Woolies on Burrell, the Railway Street block, DA processing times and a proposed spike in council fees – development issues have been the hot button topic of this council term.
- Railway Street block: Has emerged as a key election issue. Should council have sold a prime piece of community land while the market was bottoming out? How heavily will the new retail/accommodation development impact on existing businesses? Was the community consulted enough on the sale?
- Commercial development: Council has shown it will stand by its principles – and community sentiment – by attempting to block the Woolies on Burrell development. Business leaders, however, remain critical of other commercial planning decisions, including the Griffith Central location and the move to allow bulky goods retailers at the end of Jondaryan Avenue, rather than in existing industrial areas like Mooreville, Battista Estate and Wickham’s Hill.

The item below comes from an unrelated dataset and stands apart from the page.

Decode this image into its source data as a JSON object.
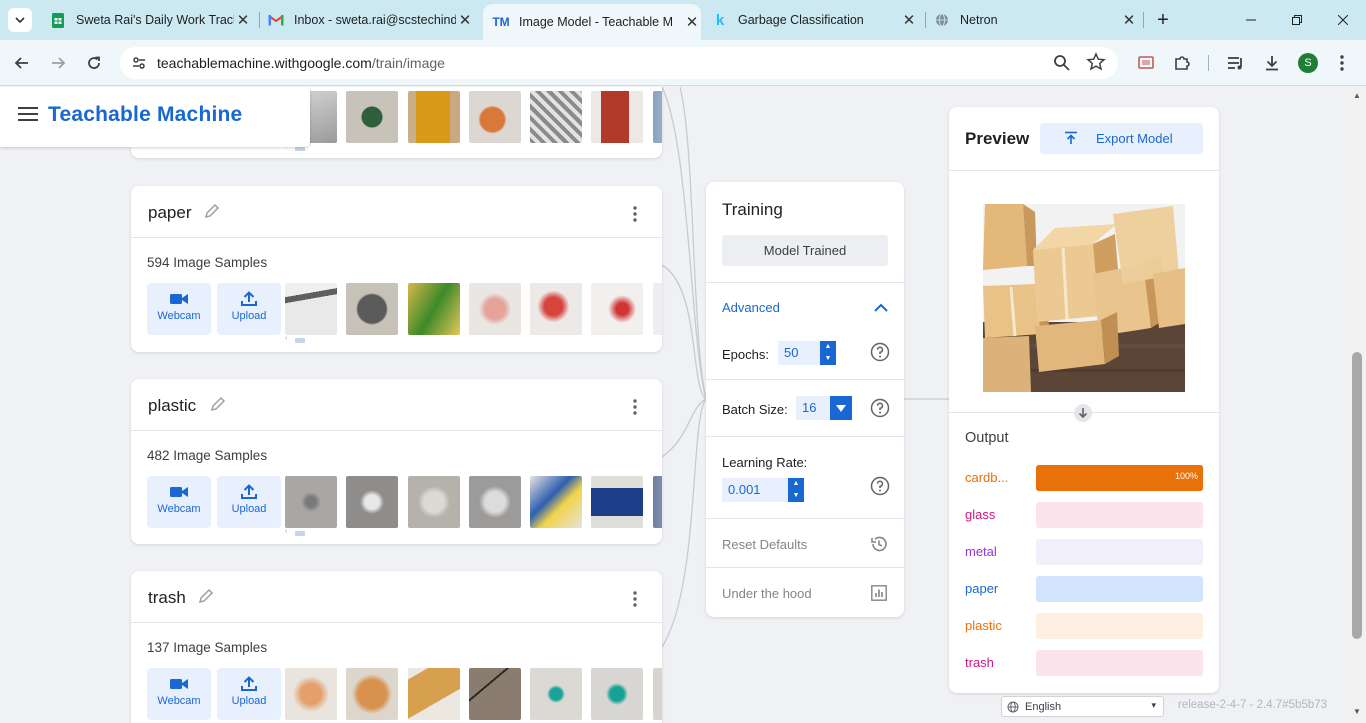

- Development costs: If council’s current proposal to dramatically increase water and sewerage costs for new residential blocks is successful, Griffith will become one of the most expensive regional areas in NSW to develop. This will act as a clear disincentive to invest in the area.

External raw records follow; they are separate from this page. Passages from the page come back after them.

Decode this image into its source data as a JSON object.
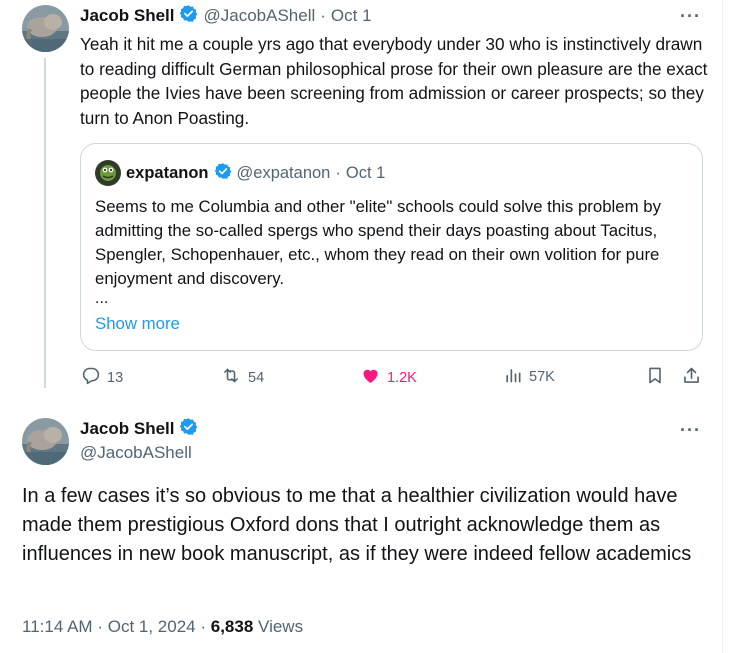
{
  "tweet1": {
    "author_name": "Jacob Shell",
    "author_handle": "@JacobAShell",
    "separator": "·",
    "date": "Oct 1",
    "text": "Yeah it hit me a couple yrs ago that everybody under 30 who is instinctively drawn to reading difficult German philosophical prose for their own pleasure are the exact people the Ivies have been screening from admission or career prospects; so they turn to Anon Poasting.",
    "more_label": "···"
  },
  "quote": {
    "author_name": "expatanon",
    "author_handle": "@expatanon",
    "separator": "·",
    "date": "Oct 1",
    "text": "Seems to me Columbia and other \"elite\" schools could solve this problem by admitting the so-called spergs who spend their days poasting about Tacitus, Spengler, Schopenhauer, etc., whom they read on their own volition for pure enjoyment and discovery.",
    "ellipsis": "...",
    "show_more": "Show more"
  },
  "actions": {
    "replies": "13",
    "reposts": "54",
    "likes": "1.2K",
    "views": "57K"
  },
  "tweet2": {
    "author_name": "Jacob Shell",
    "author_handle": "@JacobAShell",
    "more_label": "···",
    "text": "In a few cases it’s so obvious to me that a healthier civilization would have made them prestigious Oxford dons that I outright acknowledge them as influences in new book manuscript, as if they were indeed fellow academics",
    "time": "11:14 AM",
    "dot1": "·",
    "date": "Oct 1, 2024",
    "dot2": "·",
    "views_count": "6,838",
    "views_label": "Views"
  },
  "colors": {
    "verified": "#1d9bf0",
    "like": "#f91880",
    "link": "#1d9bf0",
    "secondary_text": "#536471",
    "border": "#cfd9de"
  },
  "icons": [
    "verified-badge-icon",
    "reply-icon",
    "repost-icon",
    "heart-icon",
    "views-icon",
    "bookmark-icon",
    "share-icon",
    "more-icon"
  ]
}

- Lake Wyangan subdivision: Council’s bid to build a low-cost housing development at Lake Wyangan has been an unmitigated disaster. Why is council competing with private developers on subdivisions?
Paul Pierotti, Griffith Business Chamber president:
“The main issue for us is the general apathy of this council. Other councils, like Leeton, have a can-do attitude towards attracting development but any major developer will tell you Griffith is one of the most expensive, difficult and time-consuming councils to deal with. There has been a pattern of poor planning here, especially allowing Griffith Central to open in an area with no pedestrian access. Creating a new bulky goods hub away from the existing industrial areas has also been a disaster. The latest saga with development costs for new land is also an issue.”
Ben Dartnell, Dartnell Building Certifiers:
“The biggest issue for us is interference from the state government. There is over-regulation and too much red tape with applications. Even for a small shed or carport, you need things like a statement of environmental effects. The perception of council that things take longer than they should is a bit misplaced. They are audited by the government and are required to comply with things like the housing code, which is very city-centric.”
Forced to follow rigid state government planning guidelines and faced with sometimes impatient applicants, council is on a hiding to nothing when it comes to processing development applications.
Nevertheless, there is some foundation to claims council “milks” developers with excessive fees and often takes too long to process DAs. Criticism of council’s sale of the Railway Street block – much of it pushed by vested interests – is a bit tougher to swallow. Selling public land is never popular but ratepayers must accept that at a time of intense fiscal pressure on council, tough financial decisions must be made.
The next group of councillors must keep a close eye on planning issues and help strike the balance between community sensitivities, council’s bottom line and attracting new development.